#### WHAT YOU HAVE TO DO
Output all entries exactly as they appear and skip the pictures.

Page and application data records:
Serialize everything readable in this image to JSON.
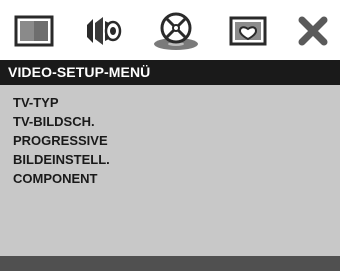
{
  "tabs": [
    {
      "icon": "tv-screen-icon"
    },
    {
      "icon": "speaker-audio-icon"
    },
    {
      "icon": "disc-icon",
      "active": true
    },
    {
      "icon": "picture-frame-icon"
    },
    {
      "icon": "close-icon"
    }
  ],
  "menu": {
    "title": "VIDEO-SETUP-MENÜ",
    "items": [
      "TV-TYP",
      "TV-BILDSCH.",
      "PROGRESSIVE",
      "BILDEINSTELL.",
      "COMPONENT"
    ]
  },
  "colors": {
    "title_bg": "#1a1a1a",
    "panel_bg": "#c8c8c8",
    "status_bg": "#505050",
    "text": "#1a1a1a"
  }
}
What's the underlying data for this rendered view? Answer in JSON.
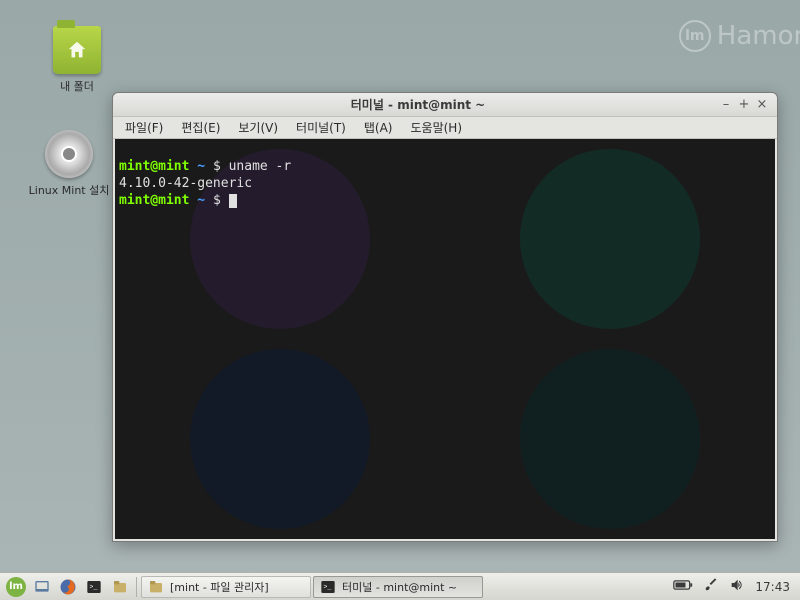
{
  "watermark": {
    "text": "Hamon",
    "logo_glyph": "lm"
  },
  "desktop": {
    "icons": [
      {
        "label": "내 폴더"
      },
      {
        "label": "Linux Mint 설치"
      }
    ]
  },
  "terminal": {
    "title": "터미널 - mint@mint ~",
    "menu": [
      "파일(F)",
      "편집(E)",
      "보기(V)",
      "터미널(T)",
      "탭(A)",
      "도움말(H)"
    ],
    "prompt": {
      "user_host": "mint@mint",
      "cwd": "~",
      "symbol": "$"
    },
    "lines": [
      {
        "type": "cmd",
        "text": "uname -r"
      },
      {
        "type": "out",
        "text": "4.10.0-42-generic"
      },
      {
        "type": "prompt",
        "text": ""
      }
    ]
  },
  "window_controls": {
    "minimize": "–",
    "maximize": "+",
    "close": "×"
  },
  "taskbar": {
    "items": [
      {
        "label": "[mint - 파일 관리자]",
        "active": false
      },
      {
        "label": "터미널 - mint@mint ~",
        "active": true
      }
    ],
    "clock": "17:43"
  }
}
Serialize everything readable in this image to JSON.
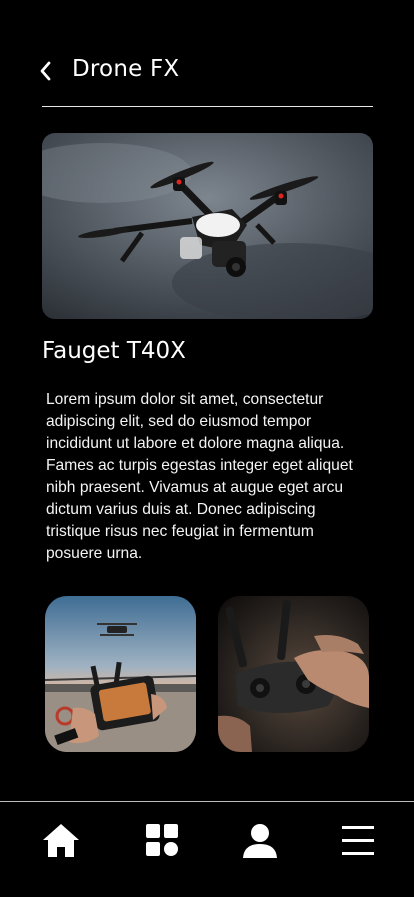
{
  "header": {
    "title": "Drone FX",
    "back_icon": "chevron-left-icon"
  },
  "product": {
    "name": "Fauget T40X",
    "description": "Lorem ipsum dolor sit amet, consectetur adipiscing elit, sed do eiusmod tempor incididunt ut labore et dolore magna aliqua. Fames ac turpis egestas integer eget aliquet nibh praesent. Vivamus at augue eget arcu dictum varius duis at. Donec adipiscing tristique risus nec feugiat in fermentum posuere urna."
  },
  "gallery": {
    "items": [
      {
        "subject": "drone-over-pier-with-controller-photo"
      },
      {
        "subject": "hands-holding-remote-controller-photo"
      }
    ]
  },
  "bottom_nav": {
    "items": [
      {
        "icon": "home-icon"
      },
      {
        "icon": "grid-icon"
      },
      {
        "icon": "user-icon"
      },
      {
        "icon": "menu-icon"
      }
    ]
  },
  "colors": {
    "background": "#000000",
    "text": "#ffffff",
    "divider": "#e8e8e8"
  }
}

#### SOLUTION FOR THIS TASK
Serialize everything readable in this image to JSON.
{
  "tabs": [
    {
      "icon": "tv-screen-icon"
    },
    {
      "icon": "speaker-audio-icon"
    },
    {
      "icon": "disc-icon",
      "active": true
    },
    {
      "icon": "picture-frame-icon"
    },
    {
      "icon": "close-icon"
    }
  ],
  "menu": {
    "title": "VIDEO-SETUP-MENÜ",
    "items": [
      "TV-TYP",
      "TV-BILDSCH.",
      "PROGRESSIVE",
      "BILDEINSTELL.",
      "COMPONENT"
    ]
  },
  "colors": {
    "title_bg": "#1a1a1a",
    "panel_bg": "#c8c8c8",
    "status_bg": "#505050",
    "text": "#1a1a1a"
  }
}
What's the underlying data for this rendered view? Answer in JSON.
{
  "watermark": {
    "text": "Hamon",
    "logo_glyph": "lm"
  },
  "desktop": {
    "icons": [
      {
        "label": "내 폴더"
      },
      {
        "label": "Linux Mint 설치"
      }
    ]
  },
  "terminal": {
    "title": "터미널 - mint@mint ~",
    "menu": [
      "파일(F)",
      "편집(E)",
      "보기(V)",
      "터미널(T)",
      "탭(A)",
      "도움말(H)"
    ],
    "prompt": {
      "user_host": "mint@mint",
      "cwd": "~",
      "symbol": "$"
    },
    "lines": [
      {
        "type": "cmd",
        "text": "uname -r"
      },
      {
        "type": "out",
        "text": "4.10.0-42-generic"
      },
      {
        "type": "prompt",
        "text": ""
      }
    ]
  },
  "window_controls": {
    "minimize": "–",
    "maximize": "+",
    "close": "×"
  },
  "taskbar": {
    "items": [
      {
        "label": "[mint - 파일 관리자]",
        "active": false
      },
      {
        "label": "터미널 - mint@mint ~",
        "active": true
      }
    ],
    "clock": "17:43"
  }
}
Serialize everything readable in this image to JSON.
{
  "header": {
    "title": "Drone FX",
    "back_icon": "chevron-left-icon"
  },
  "product": {
    "name": "Fauget T40X",
    "description": "Lorem ipsum dolor sit amet, consectetur adipiscing elit, sed do eiusmod tempor incididunt ut labore et dolore magna aliqua. Fames ac turpis egestas integer eget aliquet nibh praesent. Vivamus at augue eget arcu dictum varius duis at. Donec adipiscing tristique risus nec feugiat in fermentum posuere urna."
  },
  "gallery": {
    "items": [
      {
        "subject": "drone-over-pier-with-controller-photo"
      },
      {
        "subject": "hands-holding-remote-controller-photo"
      }
    ]
  },
  "bottom_nav": {
    "items": [
      {
        "icon": "home-icon"
      },
      {
        "icon": "grid-icon"
      },
      {
        "icon": "user-icon"
      },
      {
        "icon": "menu-icon"
      }
    ]
  },
  "colors": {
    "background": "#000000",
    "text": "#ffffff",
    "divider": "#e8e8e8"
  }
}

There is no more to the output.